Of course rioting will not solve anything in the short term, and we are still a long way from a revolution. Nevertheless I wouldn't totally exclude the possibility of a revolution either, not if we continue like this. Politicians not only looked very helpless in face of these riots, they also offered only the full panoply of all the wrong solutions: The left thinks more welfare would calm the youths down, while the right wants to lock them all up and remove their benefits. The former plan of redistribution isn't economically sustainable, and the latter plan is the direct way into a police state. If you have 25% youth unemployment, you can't just lock them all up.
I believe the solution to be very different, not redistribution but a different distribution of the added value produced by companies right when they produce that value. And I believe the culprit who caused things to go wrong wasn't some politician, but an accountant hundreds of years ago, when the rules of company accounting were first invented. Let me explain:
Companies create value. They turn some lower value inputs like raw materials and energy into final products which have a higher value. Or they create value through services, like the distribution of goods. The added value the company creates is then flowing to the various stakeholders of a company, mostly the investors and the workers. A proper measure of how good a company works would calculate the added value created by the company by counting the value of the goods or services produced, and deducting the cost of the raw materials and energy consumed in the process.
Unfortunately real companies don't calculate like that. They do count the value of the good or services produced and deduce the cost, but at some point in time some accountant decided that salaries were a cost. That is an extremely narrow view, which is only true if you are the investor, and the only added value created that interests you is the one going into your own pocket. From a larger point of view, for society, it only matters how much total value is added, not whether that added value lands in the pocket of the investor, or in the pockets of the workforce.
This wrong way of accounting for investors profit instead of total added value over the centuries has led to companies doing their utmost to become "more efficient" by reducing labor cost. If money given to employees is a "loss", you strive to avoid that loss. What companies should have done instead is searching for the optimum number of workers which would maximize the total added value created by the company. It is pretty certain that this optimimum for total wealth creation would mean more employment, even if the share of the profits for investors would be somewhat smaller. But the benefit for society would be huge: Less unemployment, more value creation, and more money going towards people who actually spend that money, thus growing the economy even further. And ultimately less riots. Because if you can afford to shop for expensive trainers at Footlocker, you're less likely to go looting them.

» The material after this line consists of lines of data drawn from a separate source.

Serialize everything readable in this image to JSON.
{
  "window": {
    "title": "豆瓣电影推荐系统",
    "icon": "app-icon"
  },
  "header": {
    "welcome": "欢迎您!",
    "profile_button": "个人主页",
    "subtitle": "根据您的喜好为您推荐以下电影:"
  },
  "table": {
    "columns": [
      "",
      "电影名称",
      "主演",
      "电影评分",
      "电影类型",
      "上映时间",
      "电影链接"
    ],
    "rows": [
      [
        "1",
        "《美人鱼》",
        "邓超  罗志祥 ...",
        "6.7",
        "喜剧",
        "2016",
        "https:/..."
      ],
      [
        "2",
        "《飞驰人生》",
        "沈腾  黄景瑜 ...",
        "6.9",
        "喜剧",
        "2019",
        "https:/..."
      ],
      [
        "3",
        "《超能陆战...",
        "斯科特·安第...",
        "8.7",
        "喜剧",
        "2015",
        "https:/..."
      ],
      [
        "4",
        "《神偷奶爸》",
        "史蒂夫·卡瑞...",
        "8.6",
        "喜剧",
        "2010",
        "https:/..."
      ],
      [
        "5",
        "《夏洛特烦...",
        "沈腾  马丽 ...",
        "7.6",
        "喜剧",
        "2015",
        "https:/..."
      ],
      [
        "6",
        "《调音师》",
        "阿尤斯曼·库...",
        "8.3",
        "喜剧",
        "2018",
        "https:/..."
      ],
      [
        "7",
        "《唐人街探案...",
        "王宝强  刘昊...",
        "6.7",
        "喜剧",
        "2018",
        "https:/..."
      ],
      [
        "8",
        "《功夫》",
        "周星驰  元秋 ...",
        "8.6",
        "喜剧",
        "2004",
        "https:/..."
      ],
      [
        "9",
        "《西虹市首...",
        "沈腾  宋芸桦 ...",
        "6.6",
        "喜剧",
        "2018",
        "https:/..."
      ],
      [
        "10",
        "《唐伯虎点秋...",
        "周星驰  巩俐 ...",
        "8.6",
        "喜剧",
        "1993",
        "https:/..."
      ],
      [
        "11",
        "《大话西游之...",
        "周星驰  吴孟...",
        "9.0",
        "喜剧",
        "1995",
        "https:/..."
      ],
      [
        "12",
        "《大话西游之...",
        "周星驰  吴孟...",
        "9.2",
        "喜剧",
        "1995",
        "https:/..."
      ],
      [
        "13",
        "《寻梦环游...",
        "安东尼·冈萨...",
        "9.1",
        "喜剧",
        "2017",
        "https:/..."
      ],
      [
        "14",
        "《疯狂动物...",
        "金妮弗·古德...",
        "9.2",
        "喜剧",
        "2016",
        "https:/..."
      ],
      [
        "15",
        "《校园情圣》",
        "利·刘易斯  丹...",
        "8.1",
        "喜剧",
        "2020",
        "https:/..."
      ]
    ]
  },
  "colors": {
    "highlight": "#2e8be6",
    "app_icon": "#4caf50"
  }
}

Salaries are not a cost, they are an important part of the value created by a company.